Lawrie smacked a two-run homer in the fifth inning to tie the score, and Zobrist took a walk in the seventh inning to give the A’s a 4-3 lead. Designated hitter Billy Butler added another run with a sacrifice fly that scored outfielder Billy Burns.
Manager Bob Melvin said:
“We’ve been looking for one big hit. And certainly the way things were going with runners in scoring position, it was a struggle again for awhile, but Lawrie’s hit was huge. And the at bats after that seemed to get better, whether they were multiple pitch at bats, walks.”
The A’s went 0-for-21 in their two previous games with runners in scoring position, both against Detroit, and have had similar issues for the majority of the season.
Burns had an outstanding game, and is the biggest reason the A’s finished on the right side of the column.

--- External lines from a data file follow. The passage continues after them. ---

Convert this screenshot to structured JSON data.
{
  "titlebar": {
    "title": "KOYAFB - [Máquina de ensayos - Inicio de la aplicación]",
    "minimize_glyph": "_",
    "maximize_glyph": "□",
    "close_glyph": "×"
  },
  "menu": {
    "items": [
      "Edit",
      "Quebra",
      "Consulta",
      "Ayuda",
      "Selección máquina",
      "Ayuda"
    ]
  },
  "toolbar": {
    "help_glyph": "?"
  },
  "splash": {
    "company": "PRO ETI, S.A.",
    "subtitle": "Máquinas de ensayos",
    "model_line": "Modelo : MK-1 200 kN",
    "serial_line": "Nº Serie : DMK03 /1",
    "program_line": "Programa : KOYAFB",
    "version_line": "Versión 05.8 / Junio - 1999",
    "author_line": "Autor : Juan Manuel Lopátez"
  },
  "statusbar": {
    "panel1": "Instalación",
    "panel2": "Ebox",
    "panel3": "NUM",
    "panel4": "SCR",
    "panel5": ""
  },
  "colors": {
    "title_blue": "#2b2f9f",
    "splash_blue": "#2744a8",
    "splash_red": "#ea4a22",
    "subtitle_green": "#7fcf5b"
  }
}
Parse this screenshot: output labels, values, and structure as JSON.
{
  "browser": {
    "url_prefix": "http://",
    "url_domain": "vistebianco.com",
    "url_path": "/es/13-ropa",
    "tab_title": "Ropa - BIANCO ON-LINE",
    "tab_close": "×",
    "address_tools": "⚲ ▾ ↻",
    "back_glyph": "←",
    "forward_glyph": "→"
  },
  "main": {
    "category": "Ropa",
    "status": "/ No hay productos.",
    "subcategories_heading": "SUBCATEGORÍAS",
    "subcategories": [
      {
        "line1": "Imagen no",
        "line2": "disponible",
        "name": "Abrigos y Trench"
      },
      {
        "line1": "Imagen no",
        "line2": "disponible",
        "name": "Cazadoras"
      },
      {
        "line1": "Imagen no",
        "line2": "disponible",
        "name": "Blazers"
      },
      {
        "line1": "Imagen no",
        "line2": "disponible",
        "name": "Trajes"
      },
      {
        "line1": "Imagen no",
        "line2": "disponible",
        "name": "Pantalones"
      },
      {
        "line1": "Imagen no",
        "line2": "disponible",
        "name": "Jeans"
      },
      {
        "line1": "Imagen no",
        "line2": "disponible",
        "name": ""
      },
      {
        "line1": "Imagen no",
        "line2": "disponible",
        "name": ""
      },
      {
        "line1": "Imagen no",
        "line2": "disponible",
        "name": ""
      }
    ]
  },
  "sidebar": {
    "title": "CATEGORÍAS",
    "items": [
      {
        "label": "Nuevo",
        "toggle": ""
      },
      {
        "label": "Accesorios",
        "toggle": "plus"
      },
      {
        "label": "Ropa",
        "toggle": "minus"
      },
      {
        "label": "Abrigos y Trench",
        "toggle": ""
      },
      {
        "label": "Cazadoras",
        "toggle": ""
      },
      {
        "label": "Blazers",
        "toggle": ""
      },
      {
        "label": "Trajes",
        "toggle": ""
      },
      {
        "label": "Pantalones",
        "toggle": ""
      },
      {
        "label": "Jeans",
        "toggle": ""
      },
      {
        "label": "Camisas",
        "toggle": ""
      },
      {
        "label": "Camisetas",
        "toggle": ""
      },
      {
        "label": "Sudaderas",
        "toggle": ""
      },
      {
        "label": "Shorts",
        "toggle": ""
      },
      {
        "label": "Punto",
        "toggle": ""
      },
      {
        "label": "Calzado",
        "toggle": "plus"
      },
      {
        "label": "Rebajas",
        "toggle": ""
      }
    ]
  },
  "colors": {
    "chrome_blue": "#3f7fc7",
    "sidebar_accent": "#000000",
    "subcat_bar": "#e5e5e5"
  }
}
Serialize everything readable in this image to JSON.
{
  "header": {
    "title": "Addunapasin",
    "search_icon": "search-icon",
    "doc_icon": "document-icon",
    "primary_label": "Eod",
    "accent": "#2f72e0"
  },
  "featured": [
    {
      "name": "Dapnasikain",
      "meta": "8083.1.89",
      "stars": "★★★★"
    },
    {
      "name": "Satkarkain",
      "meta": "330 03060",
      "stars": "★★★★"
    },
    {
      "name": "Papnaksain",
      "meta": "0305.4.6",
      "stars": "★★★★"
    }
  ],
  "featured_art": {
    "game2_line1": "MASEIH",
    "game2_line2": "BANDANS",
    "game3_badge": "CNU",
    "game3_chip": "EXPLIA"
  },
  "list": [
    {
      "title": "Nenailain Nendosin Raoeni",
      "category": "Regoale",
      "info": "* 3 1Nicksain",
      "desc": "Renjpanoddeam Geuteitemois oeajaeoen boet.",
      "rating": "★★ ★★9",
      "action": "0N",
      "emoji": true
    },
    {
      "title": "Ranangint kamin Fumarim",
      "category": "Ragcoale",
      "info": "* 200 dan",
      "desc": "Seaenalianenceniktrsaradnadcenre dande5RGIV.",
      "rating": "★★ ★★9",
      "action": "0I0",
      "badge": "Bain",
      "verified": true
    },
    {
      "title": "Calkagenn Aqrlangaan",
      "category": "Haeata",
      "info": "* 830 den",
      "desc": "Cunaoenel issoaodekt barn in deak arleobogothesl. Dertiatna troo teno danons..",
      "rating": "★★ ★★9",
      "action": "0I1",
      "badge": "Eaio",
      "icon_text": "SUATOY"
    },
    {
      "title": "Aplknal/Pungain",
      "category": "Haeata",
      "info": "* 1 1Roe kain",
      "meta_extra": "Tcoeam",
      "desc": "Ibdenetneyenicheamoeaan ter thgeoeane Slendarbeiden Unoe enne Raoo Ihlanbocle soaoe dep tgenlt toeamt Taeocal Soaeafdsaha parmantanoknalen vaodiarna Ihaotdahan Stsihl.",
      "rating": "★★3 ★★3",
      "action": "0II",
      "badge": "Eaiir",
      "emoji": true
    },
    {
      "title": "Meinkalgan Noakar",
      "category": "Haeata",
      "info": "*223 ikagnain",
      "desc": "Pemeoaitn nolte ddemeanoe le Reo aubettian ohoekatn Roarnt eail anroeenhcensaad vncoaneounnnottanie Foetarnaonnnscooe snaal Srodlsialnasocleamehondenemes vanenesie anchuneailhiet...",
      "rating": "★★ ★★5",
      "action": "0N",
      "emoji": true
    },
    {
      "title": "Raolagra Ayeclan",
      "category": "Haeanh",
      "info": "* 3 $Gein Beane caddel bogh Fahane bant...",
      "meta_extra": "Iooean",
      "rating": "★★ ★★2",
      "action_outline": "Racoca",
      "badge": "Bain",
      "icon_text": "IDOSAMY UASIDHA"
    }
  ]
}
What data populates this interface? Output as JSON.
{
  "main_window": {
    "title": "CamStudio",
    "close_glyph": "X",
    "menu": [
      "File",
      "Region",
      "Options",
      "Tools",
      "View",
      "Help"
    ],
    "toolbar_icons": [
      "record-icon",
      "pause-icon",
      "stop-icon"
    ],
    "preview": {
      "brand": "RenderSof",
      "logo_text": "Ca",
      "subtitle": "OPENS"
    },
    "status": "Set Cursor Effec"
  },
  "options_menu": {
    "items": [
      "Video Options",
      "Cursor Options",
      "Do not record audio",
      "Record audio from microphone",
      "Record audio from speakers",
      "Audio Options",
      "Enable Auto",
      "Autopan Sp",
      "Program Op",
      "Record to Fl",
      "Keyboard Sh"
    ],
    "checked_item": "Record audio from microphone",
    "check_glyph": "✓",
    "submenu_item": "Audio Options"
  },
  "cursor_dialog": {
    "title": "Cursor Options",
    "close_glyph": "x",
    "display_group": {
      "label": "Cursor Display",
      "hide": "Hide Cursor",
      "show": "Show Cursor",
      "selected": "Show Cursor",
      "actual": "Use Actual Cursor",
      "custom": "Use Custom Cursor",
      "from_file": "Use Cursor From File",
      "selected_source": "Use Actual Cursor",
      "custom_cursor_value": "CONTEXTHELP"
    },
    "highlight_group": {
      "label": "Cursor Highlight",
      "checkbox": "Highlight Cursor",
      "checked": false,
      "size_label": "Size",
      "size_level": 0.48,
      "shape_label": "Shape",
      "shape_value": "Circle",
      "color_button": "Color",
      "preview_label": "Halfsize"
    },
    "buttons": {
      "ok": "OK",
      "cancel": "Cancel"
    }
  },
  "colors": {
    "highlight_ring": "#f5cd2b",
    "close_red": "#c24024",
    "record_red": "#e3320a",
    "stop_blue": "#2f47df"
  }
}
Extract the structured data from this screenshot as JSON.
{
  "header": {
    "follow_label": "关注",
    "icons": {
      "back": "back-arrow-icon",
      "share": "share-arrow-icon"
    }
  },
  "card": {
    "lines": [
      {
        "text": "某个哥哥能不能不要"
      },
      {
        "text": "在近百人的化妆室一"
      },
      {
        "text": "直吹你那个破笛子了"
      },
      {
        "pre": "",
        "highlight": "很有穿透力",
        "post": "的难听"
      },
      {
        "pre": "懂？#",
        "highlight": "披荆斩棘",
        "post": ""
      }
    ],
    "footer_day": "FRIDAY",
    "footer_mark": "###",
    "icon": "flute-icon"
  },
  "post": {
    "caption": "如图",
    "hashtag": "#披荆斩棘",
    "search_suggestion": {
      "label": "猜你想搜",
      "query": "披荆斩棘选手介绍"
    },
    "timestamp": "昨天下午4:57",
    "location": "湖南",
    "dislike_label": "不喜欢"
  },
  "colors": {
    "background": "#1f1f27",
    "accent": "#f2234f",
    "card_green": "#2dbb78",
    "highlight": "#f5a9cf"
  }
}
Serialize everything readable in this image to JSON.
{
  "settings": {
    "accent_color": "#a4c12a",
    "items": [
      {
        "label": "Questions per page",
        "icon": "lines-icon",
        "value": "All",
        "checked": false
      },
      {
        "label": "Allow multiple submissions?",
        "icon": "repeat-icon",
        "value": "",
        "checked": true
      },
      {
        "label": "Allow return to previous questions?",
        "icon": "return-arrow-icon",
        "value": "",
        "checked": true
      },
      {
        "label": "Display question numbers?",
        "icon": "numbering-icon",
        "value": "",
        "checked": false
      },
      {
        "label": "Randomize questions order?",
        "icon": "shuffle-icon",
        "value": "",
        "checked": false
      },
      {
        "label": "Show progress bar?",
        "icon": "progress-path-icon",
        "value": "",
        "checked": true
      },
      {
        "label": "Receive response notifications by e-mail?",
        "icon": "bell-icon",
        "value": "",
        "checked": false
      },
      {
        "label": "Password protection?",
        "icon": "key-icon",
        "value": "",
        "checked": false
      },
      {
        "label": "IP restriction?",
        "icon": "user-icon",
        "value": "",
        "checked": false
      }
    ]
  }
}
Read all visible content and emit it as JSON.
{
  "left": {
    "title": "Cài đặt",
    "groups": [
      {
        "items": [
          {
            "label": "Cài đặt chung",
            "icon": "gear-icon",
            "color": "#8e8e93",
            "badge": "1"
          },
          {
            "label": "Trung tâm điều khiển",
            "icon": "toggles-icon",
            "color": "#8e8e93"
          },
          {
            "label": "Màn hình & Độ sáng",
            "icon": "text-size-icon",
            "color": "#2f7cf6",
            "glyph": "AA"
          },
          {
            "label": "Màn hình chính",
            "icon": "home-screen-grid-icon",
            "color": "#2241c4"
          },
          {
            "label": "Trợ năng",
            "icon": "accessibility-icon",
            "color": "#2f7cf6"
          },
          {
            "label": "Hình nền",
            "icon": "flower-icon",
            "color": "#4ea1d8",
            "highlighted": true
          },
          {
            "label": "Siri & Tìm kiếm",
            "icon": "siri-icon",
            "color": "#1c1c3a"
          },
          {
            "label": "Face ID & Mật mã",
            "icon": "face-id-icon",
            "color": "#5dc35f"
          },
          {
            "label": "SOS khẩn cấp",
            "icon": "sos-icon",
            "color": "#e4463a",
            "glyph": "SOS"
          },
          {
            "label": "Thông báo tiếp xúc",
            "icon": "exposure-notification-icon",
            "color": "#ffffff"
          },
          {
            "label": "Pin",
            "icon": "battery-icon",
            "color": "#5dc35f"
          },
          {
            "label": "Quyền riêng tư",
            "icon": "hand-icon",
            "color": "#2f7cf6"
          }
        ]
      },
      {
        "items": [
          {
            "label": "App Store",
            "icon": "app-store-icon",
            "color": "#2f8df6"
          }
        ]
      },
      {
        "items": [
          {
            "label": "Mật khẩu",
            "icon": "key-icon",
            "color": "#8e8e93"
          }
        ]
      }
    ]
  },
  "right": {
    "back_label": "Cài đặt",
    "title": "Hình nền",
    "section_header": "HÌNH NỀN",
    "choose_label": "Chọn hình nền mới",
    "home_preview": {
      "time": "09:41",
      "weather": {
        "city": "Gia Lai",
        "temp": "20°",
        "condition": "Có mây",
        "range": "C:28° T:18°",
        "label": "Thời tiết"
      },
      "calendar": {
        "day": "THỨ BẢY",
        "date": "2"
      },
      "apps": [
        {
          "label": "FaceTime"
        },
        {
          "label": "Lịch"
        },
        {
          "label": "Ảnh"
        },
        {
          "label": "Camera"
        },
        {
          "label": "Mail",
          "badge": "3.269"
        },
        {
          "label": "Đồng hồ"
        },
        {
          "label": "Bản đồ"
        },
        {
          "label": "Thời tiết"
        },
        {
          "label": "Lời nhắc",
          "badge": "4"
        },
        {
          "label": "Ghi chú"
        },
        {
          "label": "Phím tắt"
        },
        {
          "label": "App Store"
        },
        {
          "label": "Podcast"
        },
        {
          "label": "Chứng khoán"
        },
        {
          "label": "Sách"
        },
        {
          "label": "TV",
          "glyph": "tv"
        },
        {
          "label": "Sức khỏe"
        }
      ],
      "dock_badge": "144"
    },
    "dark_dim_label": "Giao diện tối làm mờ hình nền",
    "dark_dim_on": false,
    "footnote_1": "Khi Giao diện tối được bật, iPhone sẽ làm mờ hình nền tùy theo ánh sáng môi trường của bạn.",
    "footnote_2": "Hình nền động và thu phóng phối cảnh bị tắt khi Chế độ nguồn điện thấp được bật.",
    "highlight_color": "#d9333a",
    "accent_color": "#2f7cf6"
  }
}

He had two hits in four at-bats, both proving to be clutch, with two runs and one RBI. He awakened the A’s offense with a home run in the fifth inning, his second of the year, and was a key part of the series that helped Oakland take the lead.
Photos by Scot Tucker/SFBay
Melvin gave him a vote of confidence:
“He’s shown some power, he really has shown that he’s stronger this year. We’ve talked about that a lot, whether it’s right handed or left. You can’t play him near as cheap in the outfield and he’s driving some balls.”
Burns has been filling in for the injured Coco Crisp, who normally plays centerfield but is becoming an injury-prone part of the roster. The 35-year-old is slated to miss playing time until July, and Burns will see the majority of work until then.
Burns came to Oakland as a minor leaguer in 2013 in a trade with the Washington Nationals for reliever Jerry Blevins, and has the potential to become the A’s outfielder of the future.
He’s shown an impressive amount of power for a guy known for speed, and said he is even surprising himself:
“Every once in awhile I can hook one out to left, but I thought that one might hit the wall or go foul. I’m kind of more surprised that it stayed fair and went out. But I’m just happy to spark a little energy for the team.”
Oakland’s starter Kendall Graveman nearly had a quality start, ending up with a no-decision after 5-2/3 innings with four strikeouts and three earned runs on seven hits.
“Graveman did a real good job for us, getting us back in the dugout and keeping us in the game at the same time.”
“(Graveman) was in between what we’ve seen at his best, but hung in there. He had some pretty good left handed hitters get some decent swings off him, particularly McCann had some good swings off him. But you’re talking about three runs. Which isn’t too bad.”
Graveman allowed a home run to catcher Brian McCann in the second inning and untimely hits in the fourth and fifth innings, but was effective enough to keep the A’s in line for a win.
Evan Scribner (W, 1-0, 2.20 ERA) pitched 1-2/3 innings of perfect ball, striking out two and recording the win.
But another player in Oakland’s dugout certainly deserves mention.
Lawrie was the one who evened the score with his only hit of the game, a two-run shot over the left field wall. Lawrie hasn’t been the guy some might have expected, batting .266 entering Thursday night, but has contributed in ways this season that haven’t gone unnoticed in Oakland’s clubhouse.
A deep fly ball to straightaway center field was the last out of the game, too, which may have been a home run if it weren’t hit to the deepest part of the park.
Though he allowed all five runs, it may have still been a special night for Yankees pitcher C.C. Sabathia, who grew up in Vallejo. Sabathia (L, 2-7, 5.67 ERA) allowed eight hits and one walk, striking out four hitters over six innings in front of his native crowd.
The A’s advance to 18-32 on the season, but still trail the American League West-leading Astros by 13 games, six behind the fourth-place Texas Rangers.
The A’s snapped a 12 game losing streak in one run games at home that dated back to September of 2014, the longest streak of it’s kind in franchise history. … Graveman made it further than five innings for the third time this year, six starts total, but has 16 earned runs in 13-2/3 home innings this season. … Shortstop Marcus Semien has committed at least one error in 10 of the last 19 games, 12 total, and is on pace for 58 errors this season. … Semien’s pace would blow away the American League leader in errors for the 2014 season, former A’s third baseman Josh Donaldson held that trophy with 23 on the season.